He also questions what we mean by ‘from the internet’? Is the internet an archive” ? , he goes on to say “In fact Ruff tells us they are from the internet”, meaning Ruff’s images.
My take on it is this, the internet is the mother of all archives; a Pandora’s box of mankind’s best and darkest thoughts and achievements.
The last point he makes is about how Ruff presents his work using very large prints that are beyond what is normally excepted for quality images i.e pixelated.

In Colberg’s review that appeared in his blog “jmcolberg.com/weblog/2009/04/review_jpegs_by_thomas_ruff/” I only took one point of view and a good quote from Ruff himself.
He says that Ruff is possibly “one of the most creative and certainly inventive photographers of our time” and that the more traditionalist photographers could question whether it is indeed photography at all.
He also has a  quote from the Artist himself that was an Excerpt from a conversation with Max Dax, Dreissig Gespräche, edition suhrkamp, 2009; telling how he actually came up with the concept of his jpegs during his time in New York city the week of the 9/11 attacks.
Thomas Ruff has done similar work using images from NASA entitled M.A.R.S .
On a personal note I prefer his more abstract art as I find his jpeg and mars series to be too much like Andy Warhol’s work and it’s hard to compete with Warhol.

More thoughts on framing.

Curator John Szarkowski (1925–2007) found that photography is a decision about what to include and what to leave out.
This he surmised leads to a photographer concentrating on the edges of a frame and the shapes this creates. (Szarkowski, 2007, p,4 ).
Looking at his pictures of ” The school house, 1949″ and “From a country elevator, 1957” I can agree to a certain degree.
Where I diverge from his thought is when you see too much concentration on the edges produced by Alfred Stieglitz’s cloudscapes, the Equivalents for example.
Although looking hard at the edges will reap rewards I feel concentration is more than the edges deserve, after all the subject must come first.

My take on framing and cropping images.

The following definitions are from the on-line

Cambridge Dictionary.

Frame :

a border that surrounds and supports a picture, door, or window.

Crop :

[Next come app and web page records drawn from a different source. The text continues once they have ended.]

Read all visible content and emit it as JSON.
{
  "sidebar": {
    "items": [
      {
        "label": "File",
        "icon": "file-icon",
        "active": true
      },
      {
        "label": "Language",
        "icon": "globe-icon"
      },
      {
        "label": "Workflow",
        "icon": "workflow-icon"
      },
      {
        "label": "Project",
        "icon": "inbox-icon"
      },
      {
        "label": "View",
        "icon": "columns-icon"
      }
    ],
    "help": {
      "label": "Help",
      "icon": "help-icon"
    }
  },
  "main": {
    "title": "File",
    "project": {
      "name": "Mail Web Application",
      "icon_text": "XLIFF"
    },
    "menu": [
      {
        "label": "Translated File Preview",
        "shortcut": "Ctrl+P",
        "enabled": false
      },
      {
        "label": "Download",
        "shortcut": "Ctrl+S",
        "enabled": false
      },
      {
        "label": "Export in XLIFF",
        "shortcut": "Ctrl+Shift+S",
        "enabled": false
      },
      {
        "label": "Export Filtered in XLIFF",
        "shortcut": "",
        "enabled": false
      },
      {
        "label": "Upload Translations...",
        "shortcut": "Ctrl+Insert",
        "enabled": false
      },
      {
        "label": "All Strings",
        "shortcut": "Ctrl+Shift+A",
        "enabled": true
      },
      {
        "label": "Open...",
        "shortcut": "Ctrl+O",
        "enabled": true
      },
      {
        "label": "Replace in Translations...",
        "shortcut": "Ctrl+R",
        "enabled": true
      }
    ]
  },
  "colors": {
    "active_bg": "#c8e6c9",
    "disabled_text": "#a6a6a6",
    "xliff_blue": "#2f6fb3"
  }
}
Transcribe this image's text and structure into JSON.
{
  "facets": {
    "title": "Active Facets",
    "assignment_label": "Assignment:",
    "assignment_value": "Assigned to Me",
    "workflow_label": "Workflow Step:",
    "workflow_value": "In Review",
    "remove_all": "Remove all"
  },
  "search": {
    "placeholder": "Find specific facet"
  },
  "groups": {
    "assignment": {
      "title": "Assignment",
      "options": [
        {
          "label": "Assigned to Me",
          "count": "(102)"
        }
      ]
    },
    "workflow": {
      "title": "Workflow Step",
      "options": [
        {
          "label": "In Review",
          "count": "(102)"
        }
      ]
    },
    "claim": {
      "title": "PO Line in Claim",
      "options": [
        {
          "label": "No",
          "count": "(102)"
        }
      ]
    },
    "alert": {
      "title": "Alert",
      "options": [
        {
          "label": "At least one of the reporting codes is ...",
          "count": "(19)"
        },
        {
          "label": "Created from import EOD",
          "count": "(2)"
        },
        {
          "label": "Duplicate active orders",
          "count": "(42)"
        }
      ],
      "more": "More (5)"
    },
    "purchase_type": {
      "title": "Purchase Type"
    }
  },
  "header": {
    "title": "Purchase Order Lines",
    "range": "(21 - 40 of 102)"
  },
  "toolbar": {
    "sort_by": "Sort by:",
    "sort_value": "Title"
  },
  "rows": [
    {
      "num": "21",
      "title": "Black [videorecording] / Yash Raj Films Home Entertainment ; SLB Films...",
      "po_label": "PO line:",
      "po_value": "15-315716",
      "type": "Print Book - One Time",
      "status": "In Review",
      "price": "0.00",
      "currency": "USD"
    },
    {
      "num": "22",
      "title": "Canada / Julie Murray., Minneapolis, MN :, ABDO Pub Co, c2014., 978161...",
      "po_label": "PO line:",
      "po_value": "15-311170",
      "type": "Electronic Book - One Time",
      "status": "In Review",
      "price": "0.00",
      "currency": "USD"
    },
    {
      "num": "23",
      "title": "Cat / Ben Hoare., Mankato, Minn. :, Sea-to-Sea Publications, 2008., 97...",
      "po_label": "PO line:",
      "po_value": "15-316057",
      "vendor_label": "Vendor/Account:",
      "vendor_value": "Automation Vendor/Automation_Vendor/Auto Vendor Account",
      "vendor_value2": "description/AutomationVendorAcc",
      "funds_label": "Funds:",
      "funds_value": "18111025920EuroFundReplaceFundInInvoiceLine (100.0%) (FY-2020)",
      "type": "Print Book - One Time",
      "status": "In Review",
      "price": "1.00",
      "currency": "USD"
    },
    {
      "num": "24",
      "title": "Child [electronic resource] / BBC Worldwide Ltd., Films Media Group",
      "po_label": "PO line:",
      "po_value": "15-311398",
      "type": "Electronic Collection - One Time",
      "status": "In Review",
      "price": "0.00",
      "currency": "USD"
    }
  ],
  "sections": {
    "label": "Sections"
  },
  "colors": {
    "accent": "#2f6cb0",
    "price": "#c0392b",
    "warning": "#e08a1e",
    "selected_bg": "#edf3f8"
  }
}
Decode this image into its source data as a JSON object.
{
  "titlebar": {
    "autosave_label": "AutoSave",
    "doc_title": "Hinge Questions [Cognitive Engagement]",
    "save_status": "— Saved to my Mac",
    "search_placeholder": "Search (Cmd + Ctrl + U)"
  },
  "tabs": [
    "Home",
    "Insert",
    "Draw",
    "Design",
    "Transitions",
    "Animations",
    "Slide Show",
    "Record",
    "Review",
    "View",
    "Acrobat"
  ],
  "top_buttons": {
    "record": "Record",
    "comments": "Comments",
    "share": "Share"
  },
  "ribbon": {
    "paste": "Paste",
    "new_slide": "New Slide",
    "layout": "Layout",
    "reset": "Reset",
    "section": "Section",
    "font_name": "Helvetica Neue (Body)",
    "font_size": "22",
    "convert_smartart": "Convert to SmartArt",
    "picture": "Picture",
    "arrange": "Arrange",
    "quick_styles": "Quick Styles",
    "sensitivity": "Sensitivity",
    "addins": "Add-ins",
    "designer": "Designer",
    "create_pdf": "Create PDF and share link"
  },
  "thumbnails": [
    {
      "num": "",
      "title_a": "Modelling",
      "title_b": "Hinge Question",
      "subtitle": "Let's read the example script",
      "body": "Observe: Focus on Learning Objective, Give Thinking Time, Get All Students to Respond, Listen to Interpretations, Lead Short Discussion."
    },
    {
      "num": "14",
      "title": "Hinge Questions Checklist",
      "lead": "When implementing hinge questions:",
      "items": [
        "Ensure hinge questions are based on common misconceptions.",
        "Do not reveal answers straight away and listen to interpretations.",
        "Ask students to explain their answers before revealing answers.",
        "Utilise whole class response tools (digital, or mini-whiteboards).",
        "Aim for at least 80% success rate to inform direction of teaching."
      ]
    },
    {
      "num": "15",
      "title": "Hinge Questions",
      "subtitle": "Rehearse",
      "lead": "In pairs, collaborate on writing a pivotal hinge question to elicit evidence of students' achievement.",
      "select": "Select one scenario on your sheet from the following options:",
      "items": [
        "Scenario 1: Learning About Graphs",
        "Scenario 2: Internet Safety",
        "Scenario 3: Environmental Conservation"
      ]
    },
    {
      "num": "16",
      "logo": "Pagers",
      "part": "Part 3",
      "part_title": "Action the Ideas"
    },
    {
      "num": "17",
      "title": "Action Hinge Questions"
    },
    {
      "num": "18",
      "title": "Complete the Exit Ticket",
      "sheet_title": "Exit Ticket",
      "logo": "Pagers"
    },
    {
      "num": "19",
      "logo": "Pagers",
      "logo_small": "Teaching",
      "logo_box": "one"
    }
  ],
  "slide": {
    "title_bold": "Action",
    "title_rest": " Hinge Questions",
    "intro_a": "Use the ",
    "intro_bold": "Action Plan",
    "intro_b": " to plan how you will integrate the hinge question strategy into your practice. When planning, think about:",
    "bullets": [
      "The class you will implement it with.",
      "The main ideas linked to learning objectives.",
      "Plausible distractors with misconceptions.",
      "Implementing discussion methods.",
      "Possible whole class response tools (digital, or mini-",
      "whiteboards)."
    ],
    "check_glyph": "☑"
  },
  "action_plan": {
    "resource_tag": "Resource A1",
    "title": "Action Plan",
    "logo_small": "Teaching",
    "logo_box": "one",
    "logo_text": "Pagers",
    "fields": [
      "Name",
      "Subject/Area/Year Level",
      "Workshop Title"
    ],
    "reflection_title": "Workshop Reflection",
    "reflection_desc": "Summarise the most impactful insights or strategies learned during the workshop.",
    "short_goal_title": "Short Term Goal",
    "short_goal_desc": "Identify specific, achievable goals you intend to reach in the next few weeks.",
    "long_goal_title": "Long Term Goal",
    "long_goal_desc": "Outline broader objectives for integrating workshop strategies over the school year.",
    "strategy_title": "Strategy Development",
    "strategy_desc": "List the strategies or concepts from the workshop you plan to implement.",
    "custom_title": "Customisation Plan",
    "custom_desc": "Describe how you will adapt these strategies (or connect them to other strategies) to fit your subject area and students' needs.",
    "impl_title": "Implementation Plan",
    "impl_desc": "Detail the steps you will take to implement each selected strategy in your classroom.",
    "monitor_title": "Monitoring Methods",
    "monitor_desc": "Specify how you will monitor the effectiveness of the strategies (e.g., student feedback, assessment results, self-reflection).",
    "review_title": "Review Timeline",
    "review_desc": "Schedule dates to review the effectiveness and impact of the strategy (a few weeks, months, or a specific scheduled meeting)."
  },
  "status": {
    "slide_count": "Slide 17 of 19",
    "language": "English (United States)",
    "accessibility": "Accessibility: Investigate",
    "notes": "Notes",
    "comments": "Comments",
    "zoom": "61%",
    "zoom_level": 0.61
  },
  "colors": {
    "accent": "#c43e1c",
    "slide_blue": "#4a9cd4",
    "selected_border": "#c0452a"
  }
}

to remove some or all of the edges from a picture, leaving only the most important part.
To me Framing or the frame of an image is the whole that the photographer wants you to view, it contains all the elements they think are important and none that aren’t.
Cropping an image is a way to eliminate unwanted elements or distractions and also a means to reframe the image to something more pleasing such as a Dutch tilt or reframing the subject to follow the rule of thirds.
Cropping an image also reduces the image quality some, where as framing does not.
To me cropping is a useful technique as long as you don’t find yourself using it on every image.
Framing has to be done with deliberation if possible, even photo journalists, sports and wildlife photographers try to avoid cropping if they can as editors are increasingly accepting only unaltered JPEG’s .